On February 8th, Turkey’s President Erdoğan admitted to problems with his government’s initial response amid frustration with the pace of relief and the earthquake’s devastation. Turkey is investigating some contractors, but the entire political and economic system is arguably implicated.
An earthquake Flash Appeal for Turkey was announced on February 17th and covers February to April 2023. Turkey’s Flash Appeal requests USD 1 billion to reach 5.2 million people.
At least 230,000 buildings were damaged or destroyed across 11 provinces in Turkey.
According to the World bank’s Global Rapid Post-Disaster Damage Estimation (GRADE) Report, direct damages in Turkey from the earthquakes are estimated at USD 34.2 billion.
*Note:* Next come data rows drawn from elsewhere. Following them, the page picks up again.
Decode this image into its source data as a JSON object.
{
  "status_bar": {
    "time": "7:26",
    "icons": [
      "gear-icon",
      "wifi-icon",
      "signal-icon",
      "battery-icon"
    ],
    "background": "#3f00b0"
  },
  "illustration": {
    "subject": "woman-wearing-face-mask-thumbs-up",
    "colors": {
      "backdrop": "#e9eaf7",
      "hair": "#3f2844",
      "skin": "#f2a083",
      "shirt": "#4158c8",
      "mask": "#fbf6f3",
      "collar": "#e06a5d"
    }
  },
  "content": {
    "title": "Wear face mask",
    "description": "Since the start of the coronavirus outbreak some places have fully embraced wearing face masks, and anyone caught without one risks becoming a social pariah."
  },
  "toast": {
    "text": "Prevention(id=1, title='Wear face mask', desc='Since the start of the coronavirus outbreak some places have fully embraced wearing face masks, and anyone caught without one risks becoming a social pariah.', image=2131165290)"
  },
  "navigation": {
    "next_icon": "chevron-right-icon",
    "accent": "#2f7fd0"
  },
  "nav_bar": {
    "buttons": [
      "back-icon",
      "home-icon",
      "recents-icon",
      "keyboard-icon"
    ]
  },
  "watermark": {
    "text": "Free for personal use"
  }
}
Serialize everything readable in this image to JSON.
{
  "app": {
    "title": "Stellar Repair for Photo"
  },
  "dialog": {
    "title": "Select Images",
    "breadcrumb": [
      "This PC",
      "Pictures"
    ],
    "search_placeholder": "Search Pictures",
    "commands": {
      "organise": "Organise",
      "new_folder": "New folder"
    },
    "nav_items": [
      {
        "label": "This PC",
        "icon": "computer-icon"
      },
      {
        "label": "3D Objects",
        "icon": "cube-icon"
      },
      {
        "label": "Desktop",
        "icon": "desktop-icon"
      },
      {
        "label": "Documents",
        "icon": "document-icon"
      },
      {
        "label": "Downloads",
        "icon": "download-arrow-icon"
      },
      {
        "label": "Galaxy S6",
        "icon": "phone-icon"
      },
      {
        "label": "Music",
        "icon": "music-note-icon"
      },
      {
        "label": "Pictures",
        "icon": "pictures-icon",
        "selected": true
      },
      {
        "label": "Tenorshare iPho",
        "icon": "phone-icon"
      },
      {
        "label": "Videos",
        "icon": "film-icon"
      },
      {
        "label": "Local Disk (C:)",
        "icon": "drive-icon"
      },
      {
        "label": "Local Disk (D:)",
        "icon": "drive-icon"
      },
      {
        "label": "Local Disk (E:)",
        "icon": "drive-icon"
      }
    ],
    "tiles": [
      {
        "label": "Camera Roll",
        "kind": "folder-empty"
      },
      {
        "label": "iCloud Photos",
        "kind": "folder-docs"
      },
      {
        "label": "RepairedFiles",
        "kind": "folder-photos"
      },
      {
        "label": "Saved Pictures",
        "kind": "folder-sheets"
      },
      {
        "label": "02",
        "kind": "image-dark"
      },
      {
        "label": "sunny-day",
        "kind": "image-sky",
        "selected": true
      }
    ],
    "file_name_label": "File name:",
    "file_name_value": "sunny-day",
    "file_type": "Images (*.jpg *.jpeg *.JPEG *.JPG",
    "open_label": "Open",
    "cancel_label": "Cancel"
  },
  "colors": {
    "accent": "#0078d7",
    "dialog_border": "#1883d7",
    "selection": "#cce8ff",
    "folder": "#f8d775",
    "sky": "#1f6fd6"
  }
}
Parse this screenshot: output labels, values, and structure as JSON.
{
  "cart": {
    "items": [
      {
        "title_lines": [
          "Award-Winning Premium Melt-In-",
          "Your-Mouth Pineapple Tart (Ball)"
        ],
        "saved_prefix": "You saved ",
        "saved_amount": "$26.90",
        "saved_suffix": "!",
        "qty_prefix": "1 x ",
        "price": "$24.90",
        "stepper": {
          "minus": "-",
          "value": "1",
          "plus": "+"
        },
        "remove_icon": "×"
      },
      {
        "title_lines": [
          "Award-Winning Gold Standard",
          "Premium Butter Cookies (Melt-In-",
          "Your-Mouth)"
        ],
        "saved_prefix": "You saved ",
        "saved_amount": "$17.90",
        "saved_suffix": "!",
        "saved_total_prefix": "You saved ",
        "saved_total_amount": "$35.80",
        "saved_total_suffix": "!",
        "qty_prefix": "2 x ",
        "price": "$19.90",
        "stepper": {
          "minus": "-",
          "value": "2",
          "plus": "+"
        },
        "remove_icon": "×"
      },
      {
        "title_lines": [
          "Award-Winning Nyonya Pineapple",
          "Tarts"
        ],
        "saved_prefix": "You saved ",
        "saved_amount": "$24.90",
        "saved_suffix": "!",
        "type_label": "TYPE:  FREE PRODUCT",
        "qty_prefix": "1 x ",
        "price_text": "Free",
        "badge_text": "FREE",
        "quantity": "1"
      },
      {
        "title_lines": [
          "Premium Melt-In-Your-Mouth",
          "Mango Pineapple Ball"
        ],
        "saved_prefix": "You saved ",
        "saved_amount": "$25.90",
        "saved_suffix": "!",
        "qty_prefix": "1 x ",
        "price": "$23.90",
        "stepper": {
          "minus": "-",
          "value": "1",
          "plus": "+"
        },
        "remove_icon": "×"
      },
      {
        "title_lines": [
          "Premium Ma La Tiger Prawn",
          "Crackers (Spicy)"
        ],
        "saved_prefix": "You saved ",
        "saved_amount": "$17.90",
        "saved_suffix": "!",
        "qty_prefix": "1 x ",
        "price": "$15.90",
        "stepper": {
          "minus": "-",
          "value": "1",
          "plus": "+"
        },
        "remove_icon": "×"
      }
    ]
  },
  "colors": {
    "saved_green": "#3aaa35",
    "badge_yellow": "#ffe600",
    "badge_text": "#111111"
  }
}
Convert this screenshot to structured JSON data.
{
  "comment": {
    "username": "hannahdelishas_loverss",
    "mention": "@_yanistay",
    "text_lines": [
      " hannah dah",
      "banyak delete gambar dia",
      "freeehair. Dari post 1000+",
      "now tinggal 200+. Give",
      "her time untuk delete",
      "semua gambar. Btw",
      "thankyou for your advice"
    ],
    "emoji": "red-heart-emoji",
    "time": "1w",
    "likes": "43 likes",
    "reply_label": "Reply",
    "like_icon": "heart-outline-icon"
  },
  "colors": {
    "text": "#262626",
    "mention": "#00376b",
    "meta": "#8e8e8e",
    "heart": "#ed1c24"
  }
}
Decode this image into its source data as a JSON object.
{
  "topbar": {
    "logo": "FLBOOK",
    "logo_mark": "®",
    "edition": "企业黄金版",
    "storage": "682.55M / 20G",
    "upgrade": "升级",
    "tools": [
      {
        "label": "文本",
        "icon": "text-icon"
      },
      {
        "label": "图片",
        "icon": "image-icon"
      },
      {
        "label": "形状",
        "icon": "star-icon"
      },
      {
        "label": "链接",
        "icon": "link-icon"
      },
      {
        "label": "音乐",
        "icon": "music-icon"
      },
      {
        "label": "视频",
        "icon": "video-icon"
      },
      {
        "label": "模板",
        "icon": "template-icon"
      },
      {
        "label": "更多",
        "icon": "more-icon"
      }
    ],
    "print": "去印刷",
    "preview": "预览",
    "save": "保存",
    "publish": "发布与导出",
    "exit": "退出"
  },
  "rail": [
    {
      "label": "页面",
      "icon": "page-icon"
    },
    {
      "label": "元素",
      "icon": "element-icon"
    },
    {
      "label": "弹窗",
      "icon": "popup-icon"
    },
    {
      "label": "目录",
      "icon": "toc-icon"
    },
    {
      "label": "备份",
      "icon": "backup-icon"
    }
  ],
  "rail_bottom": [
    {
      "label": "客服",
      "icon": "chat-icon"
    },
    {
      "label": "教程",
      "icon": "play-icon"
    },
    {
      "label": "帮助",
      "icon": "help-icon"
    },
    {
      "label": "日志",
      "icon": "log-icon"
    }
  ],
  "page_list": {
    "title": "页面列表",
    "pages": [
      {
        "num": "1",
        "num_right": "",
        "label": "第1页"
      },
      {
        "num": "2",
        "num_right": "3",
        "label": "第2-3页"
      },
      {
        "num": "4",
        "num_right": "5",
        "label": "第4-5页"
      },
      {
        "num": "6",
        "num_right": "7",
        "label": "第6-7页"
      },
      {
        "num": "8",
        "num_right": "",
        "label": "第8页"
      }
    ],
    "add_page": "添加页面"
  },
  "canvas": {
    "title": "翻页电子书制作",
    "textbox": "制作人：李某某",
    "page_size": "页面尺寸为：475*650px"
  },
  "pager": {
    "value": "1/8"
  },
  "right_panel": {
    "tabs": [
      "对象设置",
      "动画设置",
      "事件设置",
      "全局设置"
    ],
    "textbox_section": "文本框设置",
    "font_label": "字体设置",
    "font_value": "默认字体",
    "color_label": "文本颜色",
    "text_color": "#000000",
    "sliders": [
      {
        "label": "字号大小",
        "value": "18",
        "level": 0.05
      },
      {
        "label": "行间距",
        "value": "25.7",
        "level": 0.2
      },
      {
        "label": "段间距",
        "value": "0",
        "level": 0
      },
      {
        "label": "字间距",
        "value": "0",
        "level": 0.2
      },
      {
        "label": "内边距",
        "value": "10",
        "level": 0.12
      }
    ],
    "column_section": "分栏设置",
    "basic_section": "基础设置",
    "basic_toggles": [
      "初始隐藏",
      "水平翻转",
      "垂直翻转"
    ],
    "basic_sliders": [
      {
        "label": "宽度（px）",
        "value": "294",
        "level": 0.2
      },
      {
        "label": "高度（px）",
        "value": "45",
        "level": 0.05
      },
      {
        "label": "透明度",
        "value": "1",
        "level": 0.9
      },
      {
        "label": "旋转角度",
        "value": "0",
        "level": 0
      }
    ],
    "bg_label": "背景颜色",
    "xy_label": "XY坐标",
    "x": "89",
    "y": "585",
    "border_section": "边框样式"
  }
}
The report says the reconstruction costs “will be higher depending on the extent of new construction codes and guidelines being used.”
The International Organisation for Migration reports that 3 million people have been displaced by the earthquakes in Turkey.
UNDP said the earthquakes generated at least 10 times as much rubble in Turkey as the last big earthquake in 1999. Both Turkey and Syria face the daunting task of disposing of hundreds of millions of tons of rubble, some of it potentially harmful.
In Turkey, access to education has been hampered for nearly 4 million children, including 350,000 refugee and migrant children.